Exercise - Pull every line containing "icon" from the entries.

[Recorded data]
↓
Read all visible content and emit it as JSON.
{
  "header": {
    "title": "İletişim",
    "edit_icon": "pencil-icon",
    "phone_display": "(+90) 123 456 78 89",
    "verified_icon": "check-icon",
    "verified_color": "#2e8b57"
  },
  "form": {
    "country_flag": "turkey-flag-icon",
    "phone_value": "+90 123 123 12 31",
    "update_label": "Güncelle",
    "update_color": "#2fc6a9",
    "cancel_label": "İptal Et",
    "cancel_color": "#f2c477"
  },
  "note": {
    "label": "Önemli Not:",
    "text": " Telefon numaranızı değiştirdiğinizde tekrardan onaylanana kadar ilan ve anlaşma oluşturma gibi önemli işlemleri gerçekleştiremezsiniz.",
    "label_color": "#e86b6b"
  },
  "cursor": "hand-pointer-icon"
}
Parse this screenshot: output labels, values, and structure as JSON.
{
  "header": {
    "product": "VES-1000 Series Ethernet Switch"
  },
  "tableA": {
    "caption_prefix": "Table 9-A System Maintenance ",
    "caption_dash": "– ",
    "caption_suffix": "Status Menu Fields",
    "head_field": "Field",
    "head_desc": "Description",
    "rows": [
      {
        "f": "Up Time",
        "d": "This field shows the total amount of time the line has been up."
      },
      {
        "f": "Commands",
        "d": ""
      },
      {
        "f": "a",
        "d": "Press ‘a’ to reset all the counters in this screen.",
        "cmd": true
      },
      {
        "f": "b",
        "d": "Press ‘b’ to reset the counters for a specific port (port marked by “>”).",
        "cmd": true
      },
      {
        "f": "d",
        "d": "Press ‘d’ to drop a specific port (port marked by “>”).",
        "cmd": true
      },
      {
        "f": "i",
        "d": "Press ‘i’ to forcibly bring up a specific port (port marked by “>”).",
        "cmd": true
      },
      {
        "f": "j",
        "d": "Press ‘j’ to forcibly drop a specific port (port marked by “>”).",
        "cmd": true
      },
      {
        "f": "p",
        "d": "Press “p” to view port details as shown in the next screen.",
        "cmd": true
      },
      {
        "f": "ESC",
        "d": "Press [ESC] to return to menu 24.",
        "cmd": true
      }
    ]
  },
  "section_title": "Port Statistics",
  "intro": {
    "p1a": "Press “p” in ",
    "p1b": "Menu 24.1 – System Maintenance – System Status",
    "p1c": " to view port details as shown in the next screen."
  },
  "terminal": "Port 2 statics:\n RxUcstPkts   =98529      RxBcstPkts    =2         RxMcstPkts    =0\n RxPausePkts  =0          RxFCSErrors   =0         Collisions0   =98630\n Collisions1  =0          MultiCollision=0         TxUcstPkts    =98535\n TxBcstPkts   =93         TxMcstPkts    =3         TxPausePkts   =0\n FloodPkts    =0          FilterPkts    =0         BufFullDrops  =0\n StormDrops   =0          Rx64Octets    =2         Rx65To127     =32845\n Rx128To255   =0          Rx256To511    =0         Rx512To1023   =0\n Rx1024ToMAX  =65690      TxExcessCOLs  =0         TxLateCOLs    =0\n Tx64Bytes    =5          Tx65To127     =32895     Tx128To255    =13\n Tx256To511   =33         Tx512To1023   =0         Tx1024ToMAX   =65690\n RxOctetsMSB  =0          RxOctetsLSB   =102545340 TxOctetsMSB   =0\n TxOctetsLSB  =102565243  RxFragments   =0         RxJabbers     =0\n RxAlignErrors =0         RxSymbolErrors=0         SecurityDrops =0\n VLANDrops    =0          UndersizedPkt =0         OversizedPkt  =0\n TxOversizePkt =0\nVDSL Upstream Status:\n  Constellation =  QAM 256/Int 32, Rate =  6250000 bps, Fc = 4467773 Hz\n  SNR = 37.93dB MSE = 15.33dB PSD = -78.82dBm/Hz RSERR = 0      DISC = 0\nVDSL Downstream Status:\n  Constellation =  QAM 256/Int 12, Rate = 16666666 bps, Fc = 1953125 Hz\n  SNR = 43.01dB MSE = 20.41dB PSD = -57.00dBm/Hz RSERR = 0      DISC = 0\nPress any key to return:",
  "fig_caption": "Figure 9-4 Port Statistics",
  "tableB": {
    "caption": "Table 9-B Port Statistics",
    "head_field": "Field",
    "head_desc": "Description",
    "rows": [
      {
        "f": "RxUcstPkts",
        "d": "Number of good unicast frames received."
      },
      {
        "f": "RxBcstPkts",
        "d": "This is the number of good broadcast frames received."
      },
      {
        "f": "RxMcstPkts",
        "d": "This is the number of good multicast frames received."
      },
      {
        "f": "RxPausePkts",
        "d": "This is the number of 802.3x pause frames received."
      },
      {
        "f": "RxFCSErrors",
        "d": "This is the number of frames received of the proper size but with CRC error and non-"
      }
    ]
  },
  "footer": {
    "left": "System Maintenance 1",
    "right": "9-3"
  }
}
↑
Output -
    "edit_icon": "pencil-icon",
    "verified_icon": "check-icon",
    "country_flag": "turkey-flag-icon",
  "cursor": "hand-pointer-icon"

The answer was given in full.